The explosion of the amount of data generated from government and corporate databases, e-mails, Internet survey forms, phone and cellular records, and other communications has led to the need for new pattern-recognition technologies, including the need to extract concepts and keywords from unstructured data via text mining tools using unique clustering techniques. Based on a field of AI known as natural language processing (NLP), text mining tools can capture critical features of a document's content based on the analysis of its linguistic characteristics. One of the obvious applications for text mining is monitoring multiple online and wireless communication channels for the use of selected keywords, such as anthrax or the names of individual or groups of suspects. Patterns in digital textual files provide clues to the identity and features of criminals, which investigators can uncover via the use of this evolving genre of special text mining tools.
Text mining has typically been used by corporations to organize and index internal documents, but the same technology can be used to organize criminal cases by police departments to institutionalize the knowledge of criminal activities by perpetrators and organized gangs and groups. This is already being done in the United Kingdom using text mining software from Autonomy. More importantly, criminal investigators and counter-intelligence analysts can sort, organize, and analyze gigabytes of text during the course of their investigations and inquiries using the same technology and tools. Most of today's crimes are electronic in nature, requiring the coordination and communication of perpetrators via networks and databases, which leave textual trails that investigators can track and analyze. There is an assortment of tools and techniques for discovering key information concepts from narrative text residing in multiple databases in many formats and multiple languages.

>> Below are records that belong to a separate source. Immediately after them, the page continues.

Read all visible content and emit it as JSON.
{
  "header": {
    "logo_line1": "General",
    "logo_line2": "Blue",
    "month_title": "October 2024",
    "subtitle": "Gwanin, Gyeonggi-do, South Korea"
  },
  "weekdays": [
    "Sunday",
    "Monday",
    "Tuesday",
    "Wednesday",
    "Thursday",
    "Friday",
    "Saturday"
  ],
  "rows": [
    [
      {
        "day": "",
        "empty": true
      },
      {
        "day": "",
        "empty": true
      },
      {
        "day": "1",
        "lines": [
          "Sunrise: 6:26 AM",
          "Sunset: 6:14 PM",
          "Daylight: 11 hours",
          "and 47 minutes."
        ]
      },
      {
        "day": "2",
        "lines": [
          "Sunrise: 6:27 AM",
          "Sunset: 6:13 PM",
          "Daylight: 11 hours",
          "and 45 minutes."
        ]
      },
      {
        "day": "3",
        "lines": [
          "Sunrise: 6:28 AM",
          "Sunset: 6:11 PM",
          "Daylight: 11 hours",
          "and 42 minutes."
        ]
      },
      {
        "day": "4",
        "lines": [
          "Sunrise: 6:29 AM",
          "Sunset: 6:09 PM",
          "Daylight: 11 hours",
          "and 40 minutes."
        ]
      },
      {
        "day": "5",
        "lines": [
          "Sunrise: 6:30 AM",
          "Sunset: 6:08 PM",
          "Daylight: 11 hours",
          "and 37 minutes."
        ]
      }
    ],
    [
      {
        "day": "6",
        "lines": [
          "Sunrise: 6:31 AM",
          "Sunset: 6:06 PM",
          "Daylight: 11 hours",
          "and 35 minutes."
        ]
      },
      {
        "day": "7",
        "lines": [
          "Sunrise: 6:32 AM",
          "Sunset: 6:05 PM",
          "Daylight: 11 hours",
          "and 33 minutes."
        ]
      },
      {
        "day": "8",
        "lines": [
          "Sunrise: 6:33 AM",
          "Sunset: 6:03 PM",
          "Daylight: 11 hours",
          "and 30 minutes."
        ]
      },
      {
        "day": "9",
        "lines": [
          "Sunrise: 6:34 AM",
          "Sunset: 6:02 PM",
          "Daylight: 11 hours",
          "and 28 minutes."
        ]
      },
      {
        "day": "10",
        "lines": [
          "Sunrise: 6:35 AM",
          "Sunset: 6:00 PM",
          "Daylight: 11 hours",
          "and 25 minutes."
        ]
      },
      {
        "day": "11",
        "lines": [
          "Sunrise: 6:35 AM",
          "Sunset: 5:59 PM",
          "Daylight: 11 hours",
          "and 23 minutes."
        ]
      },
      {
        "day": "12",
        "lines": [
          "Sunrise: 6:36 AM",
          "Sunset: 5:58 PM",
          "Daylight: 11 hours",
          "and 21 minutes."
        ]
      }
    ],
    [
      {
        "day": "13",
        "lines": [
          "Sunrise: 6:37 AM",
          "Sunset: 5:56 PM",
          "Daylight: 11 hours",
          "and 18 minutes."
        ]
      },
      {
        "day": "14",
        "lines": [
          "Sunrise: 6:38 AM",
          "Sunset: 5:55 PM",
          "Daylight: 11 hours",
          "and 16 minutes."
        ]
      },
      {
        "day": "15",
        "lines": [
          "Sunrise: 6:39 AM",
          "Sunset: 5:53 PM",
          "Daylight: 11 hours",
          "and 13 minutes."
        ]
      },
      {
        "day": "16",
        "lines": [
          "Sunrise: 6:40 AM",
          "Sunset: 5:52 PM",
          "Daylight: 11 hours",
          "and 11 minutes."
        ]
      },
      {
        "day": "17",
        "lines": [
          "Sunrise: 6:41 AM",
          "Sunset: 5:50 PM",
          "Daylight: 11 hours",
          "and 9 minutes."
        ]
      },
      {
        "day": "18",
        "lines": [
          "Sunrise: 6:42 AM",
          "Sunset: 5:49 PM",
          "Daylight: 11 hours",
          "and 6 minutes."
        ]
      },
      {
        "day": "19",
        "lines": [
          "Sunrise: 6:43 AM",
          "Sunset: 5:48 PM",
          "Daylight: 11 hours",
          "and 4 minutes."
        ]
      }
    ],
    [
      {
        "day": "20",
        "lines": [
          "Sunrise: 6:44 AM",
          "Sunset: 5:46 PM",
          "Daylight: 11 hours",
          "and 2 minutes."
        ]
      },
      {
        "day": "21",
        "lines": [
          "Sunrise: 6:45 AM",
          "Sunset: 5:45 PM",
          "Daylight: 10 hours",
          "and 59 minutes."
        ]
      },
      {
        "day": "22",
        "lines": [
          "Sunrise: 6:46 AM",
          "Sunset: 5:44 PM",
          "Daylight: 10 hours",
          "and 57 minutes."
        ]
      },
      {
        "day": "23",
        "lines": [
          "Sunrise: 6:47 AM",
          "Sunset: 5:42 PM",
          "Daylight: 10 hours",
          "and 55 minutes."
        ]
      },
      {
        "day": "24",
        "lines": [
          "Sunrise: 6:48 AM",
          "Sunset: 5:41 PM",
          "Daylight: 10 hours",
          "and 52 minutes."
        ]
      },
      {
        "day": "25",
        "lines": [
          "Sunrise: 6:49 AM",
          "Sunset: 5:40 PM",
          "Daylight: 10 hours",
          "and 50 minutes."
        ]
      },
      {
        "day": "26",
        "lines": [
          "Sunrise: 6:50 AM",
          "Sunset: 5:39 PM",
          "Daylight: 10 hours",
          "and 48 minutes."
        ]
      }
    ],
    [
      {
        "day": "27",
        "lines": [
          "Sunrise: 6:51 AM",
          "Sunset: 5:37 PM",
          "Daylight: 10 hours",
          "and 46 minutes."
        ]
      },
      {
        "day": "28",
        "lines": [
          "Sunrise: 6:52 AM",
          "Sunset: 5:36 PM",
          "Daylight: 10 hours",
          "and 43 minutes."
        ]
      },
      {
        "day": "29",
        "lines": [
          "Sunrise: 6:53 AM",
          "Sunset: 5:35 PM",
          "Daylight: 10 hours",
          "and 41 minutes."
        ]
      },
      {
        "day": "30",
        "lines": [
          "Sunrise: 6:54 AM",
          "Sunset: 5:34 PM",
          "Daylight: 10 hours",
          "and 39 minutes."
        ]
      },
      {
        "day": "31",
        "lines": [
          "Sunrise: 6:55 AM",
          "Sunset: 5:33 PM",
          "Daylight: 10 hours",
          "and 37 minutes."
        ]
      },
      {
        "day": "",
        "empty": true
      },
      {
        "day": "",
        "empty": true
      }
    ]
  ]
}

Text mining tools and applications focus on discovering relationships in unstructured text and can be applied to the problem of searching and locating keywords, such as names or terms used in e-mails, wireless phone calls, faxes, instant messages, chat rooms, and other methods of human communication. Unlike traditional data mining, which deals with databases that follow a rigid structure of tables containing records representing specific instances of entities based on relationships between values in set columns, text mining deals with unstructured data (Figure 1.3).
Figure 1.3: Text mining can extract the core content from millions of records.
Text mining can be used to extract and index all the words in a database, or a network, as the example shown in Figure 1.3 demonstrates, to find key intelligence, which can also be used for criminal and counter-intelligence purposes. Text software developed at the University of Texas exists that can detect when a person is lying three out of four times. The program looks at the words used and the structure of the message, which could be an e-mail.